GLEN DALE - Single mother Kristin Roskelly of Marshall County says her 2-year-old daughter already can count to 20, and she credits the efforts of child care providers who teach her daughter each day while she works.
Now potential cuts in subsidies for child care could cause financially strapped parents in West Virginia to pay more for the care of their children when they work. And some say these higher costs could force them to stay home with their children, give up their jobs and not contribute to the tax base of the state.
The issue was addressed during a Child Care in West Virginia Forum on Friday at the Glen Dale United Methodist Child Development Center. Parents and child care providers voiced their concerns to state Senate President Jeff Kessler, D-Marshall.

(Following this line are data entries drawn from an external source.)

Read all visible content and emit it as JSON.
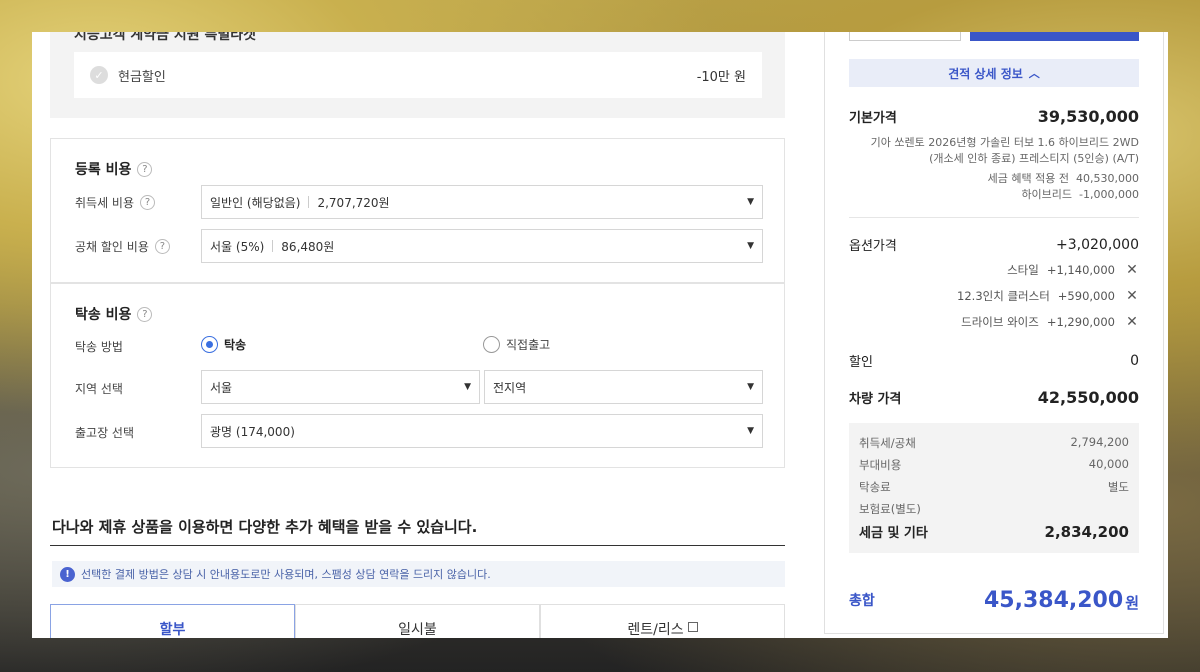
{
  "cash_discount": {
    "section_title_cut": "지능고객 계약금 지원 특별타겟",
    "label": "현금할인",
    "value": "-10만 원"
  },
  "registration": {
    "title": "등록 비용",
    "acq_tax_label": "취득세 비용",
    "acq_tax_select": "일반인 (해당없음)",
    "acq_tax_amount": "2,707,720원",
    "bond_label": "공채 할인 비용",
    "bond_select": "서울 (5%)",
    "bond_amount": "86,480원"
  },
  "delivery": {
    "title": "탁송 비용",
    "method_label": "탁송 방법",
    "option_delivery": "탁송",
    "option_pickup": "직접출고",
    "region_label": "지역 선택",
    "region_value": "서울",
    "region_sub_value": "전지역",
    "depot_label": "출고장 선택",
    "depot_value": "광명 (174,000)"
  },
  "promo": {
    "title": "다나와 제휴 상품을 이용하면 다양한 추가 혜택을 받을 수 있습니다.",
    "notice": "선택한 결제 방법은 상담 시 안내용도로만 사용되며, 스팸성 상담 연락을 드리지 않습니다.",
    "tabs": [
      "할부",
      "일시불",
      "렌트/리스"
    ]
  },
  "summary": {
    "detail_button": "견적 상세 정보",
    "base_price_label": "기본가격",
    "base_price_value": "39,530,000",
    "model_line1": "기아 쏘렌토 2026년형 가솔린 터보 1.6 하이브리드 2WD",
    "model_line2": "(개소세 인하 종료) 프레스티지 (5인승) (A/T)",
    "pretax_label": "세금 혜택 적용 전",
    "pretax_value": "40,530,000",
    "hybrid_label": "하이브리드",
    "hybrid_value": "-1,000,000",
    "option_label": "옵션가격",
    "option_value": "+3,020,000",
    "options": [
      {
        "name": "스타일",
        "price": "+1,140,000"
      },
      {
        "name": "12.3인치 클러스터",
        "price": "+590,000"
      },
      {
        "name": "드라이브 와이즈",
        "price": "+1,290,000"
      }
    ],
    "discount_label": "할인",
    "discount_value": "0",
    "vehicle_price_label": "차량 가격",
    "vehicle_price_value": "42,550,000",
    "tax_lines": [
      {
        "label": "취득세/공채",
        "value": "2,794,200"
      },
      {
        "label": "부대비용",
        "value": "40,000"
      },
      {
        "label": "탁송료",
        "value": "별도"
      },
      {
        "label": "보험료(별도)",
        "value": ""
      }
    ],
    "tax_total_label": "세금 및 기타",
    "tax_total_value": "2,834,200",
    "total_label": "총합",
    "total_value": "45,384,200",
    "total_unit": "원"
  }
}
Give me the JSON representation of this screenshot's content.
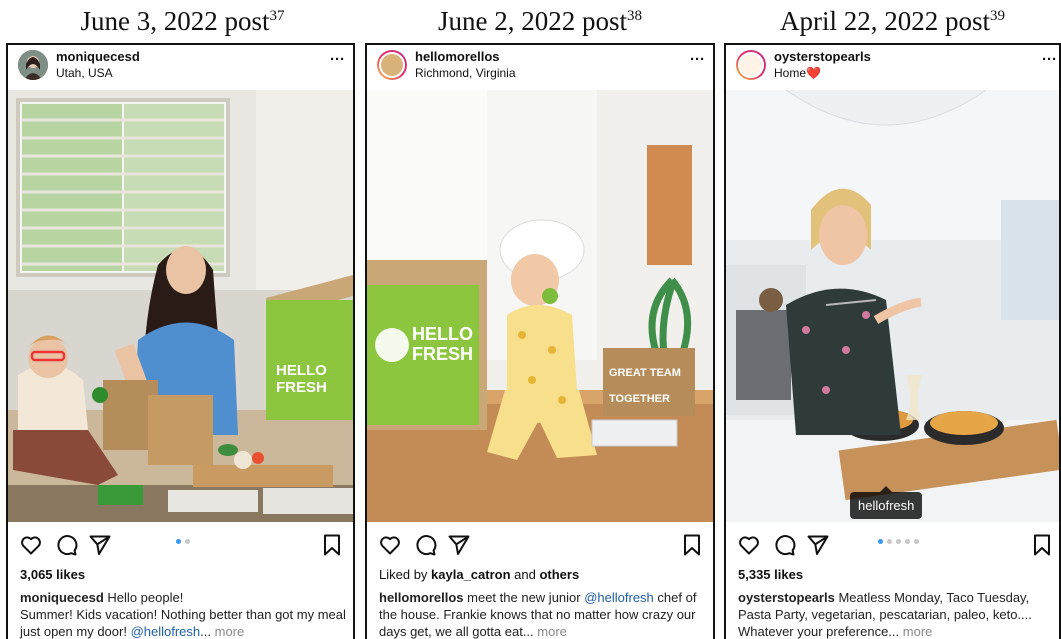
{
  "columns": [
    {
      "heading": "June 3, 2022 post",
      "footnote": "37",
      "username": "moniquecesd",
      "location": "Utah, USA",
      "likes_count": "3,065 likes",
      "caption_user": "moniquecesd",
      "caption_line1": "Hello people!",
      "caption_line2": "Summer! Kids vacation! Nothing better than got my meal just open my door! ",
      "mention": "@hellofresh",
      "ellipsis": "...",
      "more_label": "more",
      "carousel_index": 1,
      "carousel_count": 2
    },
    {
      "heading": "June 2, 2022 post",
      "footnote": "38",
      "username": "hellomorellos",
      "location": "Richmond, Virginia",
      "liked_prefix": "Liked by ",
      "liked_user": "kayla_catron",
      "liked_mid": " and ",
      "liked_others": "others",
      "caption_user": "hellomorellos",
      "caption_text_a": " meet the new junior ",
      "mention": "@hellofresh",
      "caption_text_b": " chef of the house. Frankie knows that no matter how crazy our days get, we all gotta eat...",
      "more_label": "more",
      "box_brand": "HELLO FRESH",
      "bag_text": "GREAT TEAM TOGETHER"
    },
    {
      "heading": "April 22, 2022 post",
      "footnote": "39",
      "username": "oysterstopearls",
      "location": "Home",
      "location_emoji": "❤️",
      "likes_count": "5,335 likes",
      "caption_user": "oysterstopearls",
      "caption_text": " Meatless Monday, Taco Tuesday, Pasta Party, vegetarian, pescatarian, paleo, keto.... Whatever your preference...",
      "more_label": "more",
      "product_tag": "hellofresh",
      "carousel_index": 1,
      "carousel_count": 5
    }
  ],
  "icons": {
    "more": "more-horizontal-icon",
    "like": "heart-outline-icon",
    "comment": "comment-bubble-icon",
    "share": "paper-plane-icon",
    "save": "bookmark-icon",
    "tagged_people": "person-tag-icon"
  },
  "more_glyph": "···",
  "colors": {
    "carousel_active": "#3897f0",
    "mention": "#1f5fa8",
    "brand_green": "#8cc63f"
  }
}
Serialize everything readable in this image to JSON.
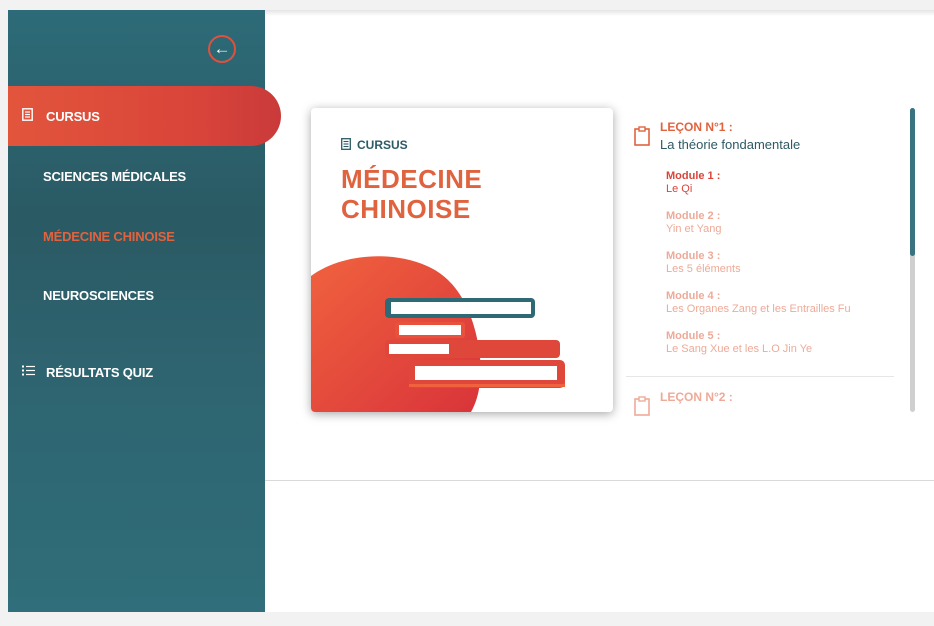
{
  "colors": {
    "accent": "#e0633f",
    "sidebar": "#2d6b78",
    "teal_text": "#2d5a65",
    "dim_module": "#eeaa98"
  },
  "sidebar": {
    "back_icon": "arrow-left-icon",
    "items": [
      {
        "label": "CURSUS",
        "icon": "book-icon"
      },
      {
        "label": "SCIENCES MÉDICALES"
      },
      {
        "label": "MÉDECINE CHINOISE"
      },
      {
        "label": "NEUROSCIENCES"
      },
      {
        "label": "RÉSULTATS QUIZ",
        "icon": "list-icon"
      }
    ]
  },
  "card": {
    "tag": "CURSUS",
    "title_line1": "MÉDECINE",
    "title_line2": "CHINOISE"
  },
  "lessons": [
    {
      "number": "LEÇON N°1 :",
      "title": "La théorie fondamentale",
      "modules": [
        {
          "title": "Module 1 :",
          "name": "Le Qi"
        },
        {
          "title": "Module 2 :",
          "name": "Yin et Yang"
        },
        {
          "title": "Module 3 :",
          "name": "Les 5 éléments"
        },
        {
          "title": "Module 4 :",
          "name": "Les Organes Zang et les Entrailles Fu"
        },
        {
          "title": "Module 5 :",
          "name": "Le Sang Xue et les L.O Jin Ye"
        }
      ]
    },
    {
      "number": "LEÇON N°2 :",
      "title": ""
    }
  ]
}
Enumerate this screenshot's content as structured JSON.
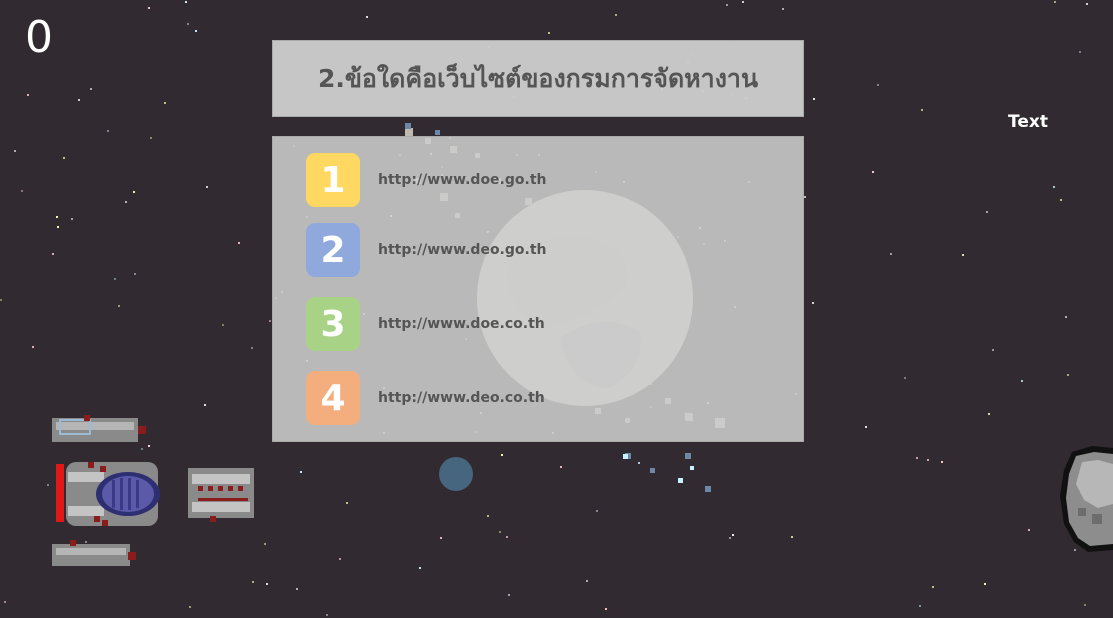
{
  "hud": {
    "score": "0",
    "corner_label": "Text"
  },
  "quiz": {
    "question": "2.ข้อใดคือเว็บไซต์ของกรมการจัดหางาน",
    "answers": [
      {
        "number": "1",
        "text": "http://www.doe.go.th",
        "color": "#ffd862"
      },
      {
        "number": "2",
        "text": "http://www.deo.go.th",
        "color": "#8fa9dd"
      },
      {
        "number": "3",
        "text": "http://www.doe.co.th",
        "color": "#a8d387"
      },
      {
        "number": "4",
        "text": "http://www.deo.co.th",
        "color": "#f4ad7d"
      }
    ]
  },
  "colors": {
    "background": "#322a31",
    "panel": "#cdcdcd",
    "text": "#555555",
    "moon": "#46657f"
  }
}
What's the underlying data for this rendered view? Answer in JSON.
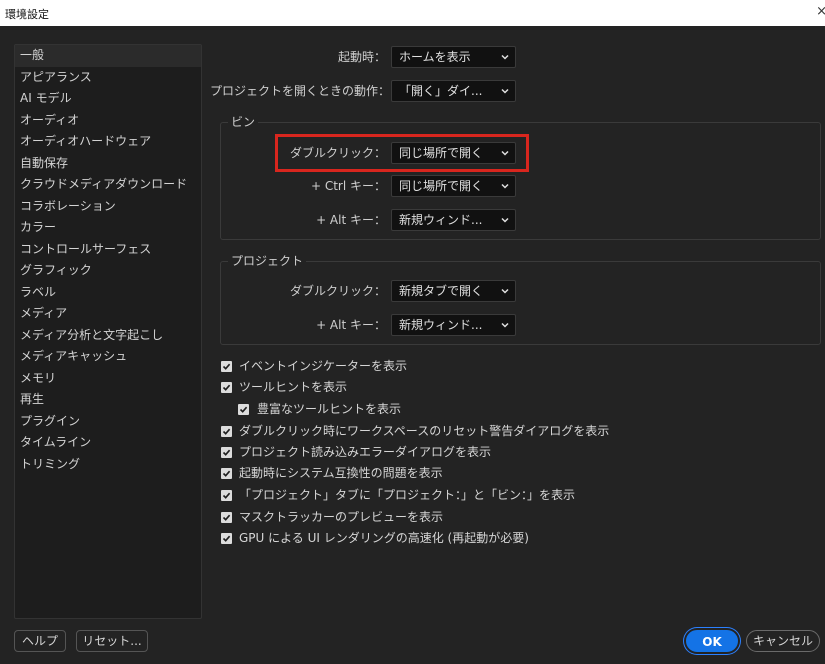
{
  "window": {
    "title": "環境設定",
    "close_glyph": "×"
  },
  "sidebar": {
    "items": [
      {
        "label": "一般",
        "selected": true
      },
      {
        "label": "アピアランス"
      },
      {
        "label": "AI モデル"
      },
      {
        "label": "オーディオ"
      },
      {
        "label": "オーディオハードウェア"
      },
      {
        "label": "自動保存"
      },
      {
        "label": "クラウドメディアダウンロード"
      },
      {
        "label": "コラボレーション"
      },
      {
        "label": "カラー"
      },
      {
        "label": "コントロールサーフェス"
      },
      {
        "label": "グラフィック"
      },
      {
        "label": "ラベル"
      },
      {
        "label": "メディア"
      },
      {
        "label": "メディア分析と文字起こし"
      },
      {
        "label": "メディアキャッシュ"
      },
      {
        "label": "メモリ"
      },
      {
        "label": "再生"
      },
      {
        "label": "プラグイン"
      },
      {
        "label": "タイムライン"
      },
      {
        "label": "トリミング"
      }
    ]
  },
  "general": {
    "startup": {
      "label": "起動時：",
      "value": "ホームを表示"
    },
    "open_project": {
      "label": "プロジェクトを開くときの動作：",
      "value": "「開く」ダイ..."
    }
  },
  "bin_group": {
    "title": "ビン",
    "double_click": {
      "label": "ダブルクリック：",
      "value": "同じ場所で開く"
    },
    "ctrl": {
      "label": "+ Ctrl キー：",
      "value": "同じ場所で開く"
    },
    "alt": {
      "label": "+ Alt キー：",
      "value": "新規ウィンド..."
    }
  },
  "project_group": {
    "title": "プロジェクト",
    "double_click": {
      "label": "ダブルクリック：",
      "value": "新規タブで開く"
    },
    "alt": {
      "label": "+ Alt キー：",
      "value": "新規ウィンド..."
    }
  },
  "checkboxes": [
    {
      "label": "イベントインジケーターを表示",
      "checked": true
    },
    {
      "label": "ツールヒントを表示",
      "checked": true
    },
    {
      "label": "豊富なツールヒントを表示",
      "checked": true,
      "indent": true
    },
    {
      "label": "ダブルクリック時にワークスペースのリセット警告ダイアログを表示",
      "checked": true
    },
    {
      "label": "プロジェクト読み込みエラーダイアログを表示",
      "checked": true
    },
    {
      "label": "起動時にシステム互換性の問題を表示",
      "checked": true
    },
    {
      "label": "「プロジェクト」タブに「プロジェクト：」と「ビン：」を表示",
      "checked": true
    },
    {
      "label": "マスクトラッカーのプレビューを表示",
      "checked": true
    },
    {
      "label": "GPU による UI レンダリングの高速化 (再起動が必要)",
      "checked": true
    }
  ],
  "footer": {
    "help": "ヘルプ",
    "reset": "リセット...",
    "ok": "OK",
    "cancel": "キャンセル"
  },
  "colors": {
    "accent": "#1473e6",
    "highlight": "#d8261e",
    "background": "#232323"
  }
}
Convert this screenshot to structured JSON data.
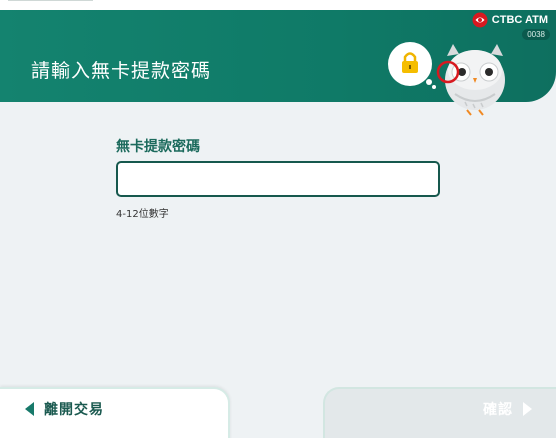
{
  "header": {
    "title": "請輸入無卡提款密碼",
    "brand": "CTBC ATM",
    "terminal_id": "0038"
  },
  "form": {
    "label": "無卡提款密碼",
    "value": "",
    "hint": "4-12位數字"
  },
  "footer": {
    "cancel_label": "離開交易",
    "confirm_label": "確認"
  },
  "icons": {
    "brand": "ctbc-logo-icon",
    "mascot": "owl-mascot-icon",
    "lock": "lock-icon",
    "cancel": "arrow-left-icon",
    "confirm": "arrow-right-icon"
  },
  "colors": {
    "header": "#14836f",
    "accent": "#1b6a5c",
    "background": "#eef2f4",
    "brand_red": "#d71920"
  }
}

West Virginia Department of Health and Human Resources officials announced in June that the ceiling for child care subsidy eligibility would be reduced from 185 percent of federal poverty level to 150 percent as of Jan. 1. But Gov. Earl Ray Tomblin in late December postponed the proposed changes, pending further review.
Roskelly said her costs for child care have doubled in the past year.
She believes "everyone should pay something" for their child care. But she also said if the costs rise, more parents will choose to stay home to take care of their children. They will forgo their paying jobs and won't be contributing to the tax base in the state, she added.
"What they doubled ... that takes away from what I can give my kids," Roskelly said. "I've always told my kids when we go out, 'I'll never deny you a book, but you can't get toys. Toys are for Christmas and birthdays.' Now I've quit taking them to the store because I can't afford the extras for them."
She said she strongly supports reductions in government spending but added that most mothers now have to work to make ends meet.
"Surely there has to be some other source of funding that can be cut other than that for our children," Roskelly said.
Kessler told those present the Legislature will focus this year on ending child poverty, and he said all children have an equal right to health, education and opportunities.
"I can assure you I will do all I can to make sure our kids are taken care of. ... " he said. "If we can attack issues early, we can prevent a lot of issues we see down the road."
Many children in the state aren't finishing high school - and this leads to drug abuse and prison overcrowding problems, Kessler continued. These problems are costing West Virginia a significant amount of its budget, he added.
"Wouldn't it be easier to make sure kids don't get there in the first place?" he asked.